Archive for December 2009

Parenting Versus Programming

This post was written for and first appeared in the PHP Advent Calendar 2009.

Advent calendars are about Christmas, and for me Christmas has always been a time for family. This year I have recently joined the ranks of the parents among you. I am taking a short break from work and focusing on being a mother rather than being a programmer. This has led me to reflect on the similarities between parenting and coding. I present these here for your enlightenment, or so you can laugh at me.

Lesson One: Smells

Babies, like programs, are associated with a variety of interesting smells. If you try to ignore the smells associated with babies, they only get worse over time. Then the screaming starts.

It was Martin Fowler who popularized the notion of code smells. These are defined as parts of your code that do things in an ugly way, or to put it a different way, they are hacks. Typically, when we find these parts of code, our eyes begin to glaze over, and we enter a strange, zombie-like state. (This will also be familiar to parents.) In this state, we are paralyzed and thus prevented from doing anything about the smell. It is only when we emerge from the cave of code smells into the daylight of clean code that we can again be productive. I am not sure whether it is the horror of the code, a tendency to procrastinate that is endemic among programmers, or simply a fear of breaking things that prevents most people from doing something about the mess. It is always the smelliest parts of the code that are the most fragile.

The lesson programmers can learn from babies, here, is to face your smells and get rid of them as quickly as possible. Then everybody’s happy.

Lesson Two: Sleep

I have now been programming for mumble years. Not long after I started work at Mozilla, a delightful Canadian journalist asked me what it was like to work with a group of people “so much younger than myself.” While I am not actually that old, I am old enough to have picked up some skills. One of these skills is the ability to survive on 4 to 6 hours of sleep a night for extended periods. Although this is not my favorite hobby, I have gained a certain level of mastery.

Another thing I’ve learned is that surviving on 4 to 6 hours of sleep a night for an extended period makes you mildly deranged. With parenting, as with programming, it is sometimes required. When you achieve a certain level of derangement, you find that very silly things start to sound like good ideas, or they just start to happen, whether you intended them to or not. For example, you find yourself accidentally filing the baby in the filing cabinet or implementing a new framework.

This is a lesson both programmers and parents can learn from the military: sleep when you can do so safely, and as often as possible. If you can snatch a few minutes of nap here and there, it may not make you feel a lot better, but your degraded IQ will recover somewhat.

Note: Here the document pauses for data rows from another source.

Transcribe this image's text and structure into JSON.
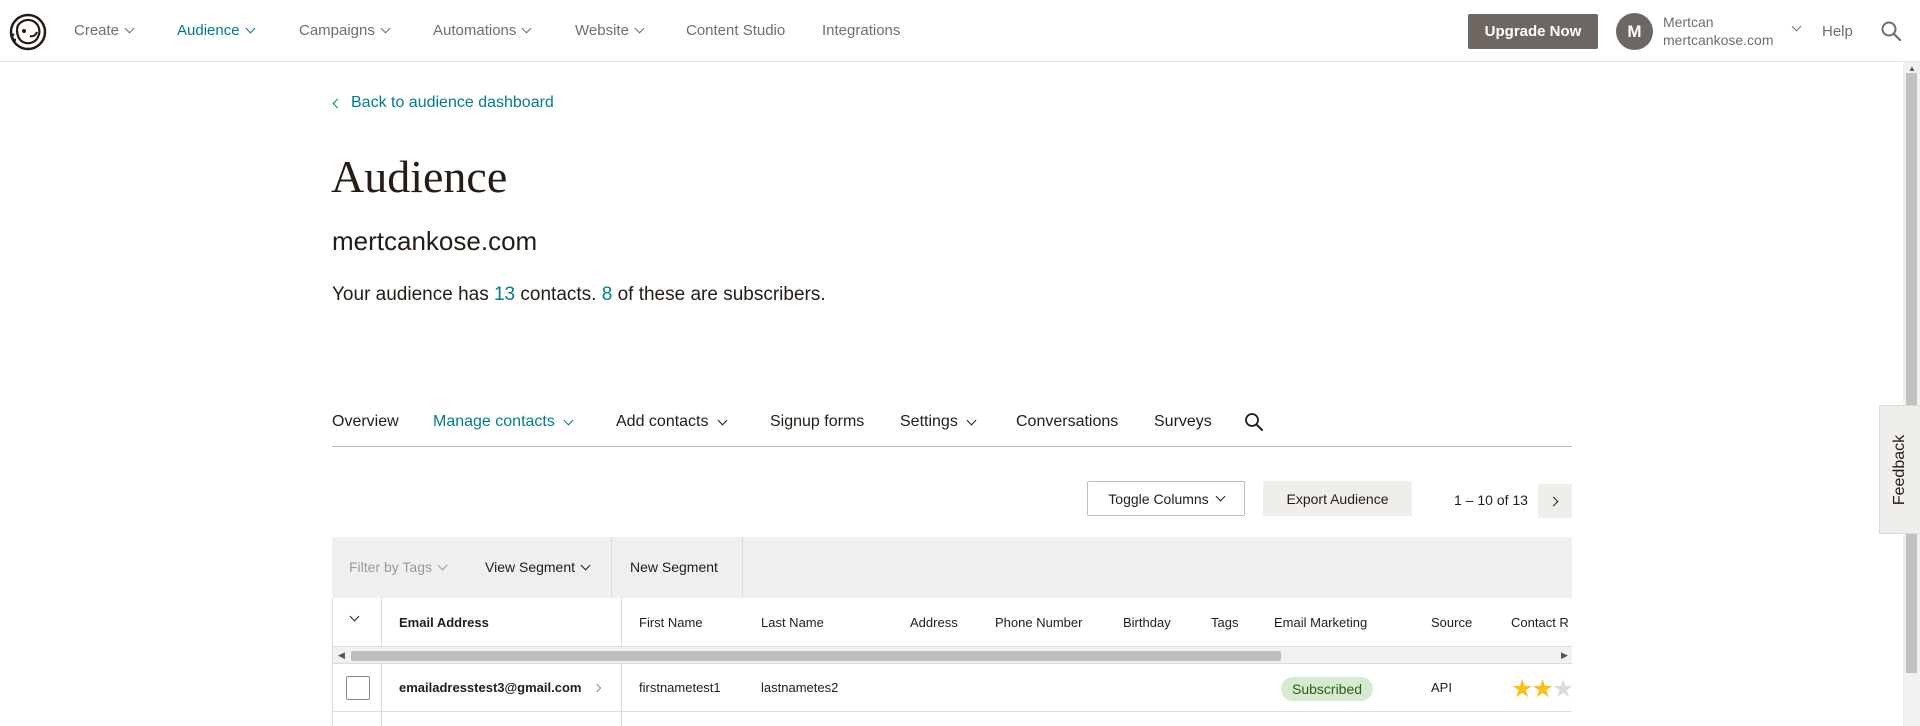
{
  "topnav": {
    "items": [
      {
        "label": "Create",
        "has_dropdown": true
      },
      {
        "label": "Audience",
        "has_dropdown": true,
        "active": true
      },
      {
        "label": "Campaigns",
        "has_dropdown": true
      },
      {
        "label": "Automations",
        "has_dropdown": true
      },
      {
        "label": "Website",
        "has_dropdown": true
      },
      {
        "label": "Content Studio",
        "has_dropdown": false
      },
      {
        "label": "Integrations",
        "has_dropdown": false
      }
    ],
    "upgrade_label": "Upgrade Now",
    "avatar_initial": "M",
    "account_name": "Mertcan",
    "account_domain": "mertcankose.com",
    "help_label": "Help"
  },
  "page": {
    "back_link": "Back to audience dashboard",
    "title": "Audience",
    "audience_name": "mertcankose.com",
    "summary": {
      "prefix": "Your audience has ",
      "contacts": "13",
      "middle": " contacts. ",
      "subscribers": "8",
      "suffix": " of these are subscribers."
    }
  },
  "tabs": [
    {
      "label": "Overview"
    },
    {
      "label": "Manage contacts",
      "active": true
    },
    {
      "label": "Add contacts"
    },
    {
      "label": "Signup forms"
    },
    {
      "label": "Settings"
    },
    {
      "label": "Conversations"
    },
    {
      "label": "Surveys"
    }
  ],
  "toolbar": {
    "toggle_columns": "Toggle Columns",
    "export": "Export Audience",
    "pager": "1 – 10 of 13"
  },
  "filterbar": {
    "filter_tags": "Filter by Tags",
    "view_segment": "View Segment",
    "new_segment": "New Segment"
  },
  "table": {
    "columns": [
      "Email Address",
      "First Name",
      "Last Name",
      "Address",
      "Phone Number",
      "Birthday",
      "Tags",
      "Email Marketing",
      "Source",
      "Contact R"
    ],
    "rows": [
      {
        "email": "emailadresstest3@gmail.com",
        "first_name": "firstnametest1",
        "last_name": "lastnametes2",
        "address": "",
        "phone": "",
        "birthday": "",
        "tags": "",
        "email_marketing": "Subscribed",
        "source": "API",
        "rating": 2,
        "rating_max": 5
      }
    ]
  },
  "feedback_label": "Feedback",
  "colors": {
    "accent": "#007c89",
    "upgrade_bg": "#6e6661",
    "subscribed_bg": "#d4ebcd",
    "star": "#f6c11d"
  }
}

Lesson Three: With Great Power Comes Great Responsibility

When you set out to implement a new web app or raise a child — and yes, I do realize these things are not quite on the same scale — you have a great responsibility to do a good job. Otherwise, everyone who has to interact with your app or child in the future will curse your name. Repeatedly. Your baby — whether it is human or code — is totally dependent upon you to do a good job.

Lesson Four: It Takes a Village

On that note, it is important to realize that it is very hard to raise a child or write a web app completely on your own. Some things are better done with a little help from your friends. Whether that help is providing a role model, a shoulder to cry on, advice when you just don’t know what to do, or purely someone to vent to, it really helps to surround yourself with people you can rely on.

That summarizes the commonalities between parenting and programming that I have learned over the last 7 weeks. I suspect I have a great deal more to learn.

One final note: If anyone approaches you to work on a web app that will take 18 years, run away as fast as you can, and do not look back.